Dataset excerpts:

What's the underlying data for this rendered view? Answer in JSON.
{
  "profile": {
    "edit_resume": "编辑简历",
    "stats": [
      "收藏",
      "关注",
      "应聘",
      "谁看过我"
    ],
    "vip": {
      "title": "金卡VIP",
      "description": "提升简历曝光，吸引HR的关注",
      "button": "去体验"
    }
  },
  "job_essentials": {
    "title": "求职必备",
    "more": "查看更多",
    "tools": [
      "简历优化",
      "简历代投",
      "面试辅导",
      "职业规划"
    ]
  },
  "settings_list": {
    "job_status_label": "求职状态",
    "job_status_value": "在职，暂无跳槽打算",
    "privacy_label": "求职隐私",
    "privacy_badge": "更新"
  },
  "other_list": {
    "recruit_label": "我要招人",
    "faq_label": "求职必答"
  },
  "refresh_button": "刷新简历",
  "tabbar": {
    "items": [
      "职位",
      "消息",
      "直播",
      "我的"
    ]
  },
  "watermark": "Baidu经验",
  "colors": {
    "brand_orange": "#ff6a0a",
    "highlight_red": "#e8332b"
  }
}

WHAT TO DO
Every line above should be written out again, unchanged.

ANSWER TO THE PROBLEM
What's the underlying data for this rendered view? Answer in JSON.
{
  "profile": {
    "edit_resume": "编辑简历",
    "stats": [
      "收藏",
      "关注",
      "应聘",
      "谁看过我"
    ],
    "vip": {
      "title": "金卡VIP",
      "description": "提升简历曝光，吸引HR的关注",
      "button": "去体验"
    }
  },
  "job_essentials": {
    "title": "求职必备",
    "more": "查看更多",
    "tools": [
      "简历优化",
      "简历代投",
      "面试辅导",
      "职业规划"
    ]
  },
  "settings_list": {
    "job_status_label": "求职状态",
    "job_status_value": "在职，暂无跳槽打算",
    "privacy_label": "求职隐私",
    "privacy_badge": "更新"
  },
  "other_list": {
    "recruit_label": "我要招人",
    "faq_label": "求职必答"
  },
  "refresh_button": "刷新简历",
  "tabbar": {
    "items": [
      "职位",
      "消息",
      "直播",
      "我的"
    ]
  },
  "watermark": "Baidu经验",
  "colors": {
    "brand_orange": "#ff6a0a",
    "highlight_red": "#e8332b"
  }
}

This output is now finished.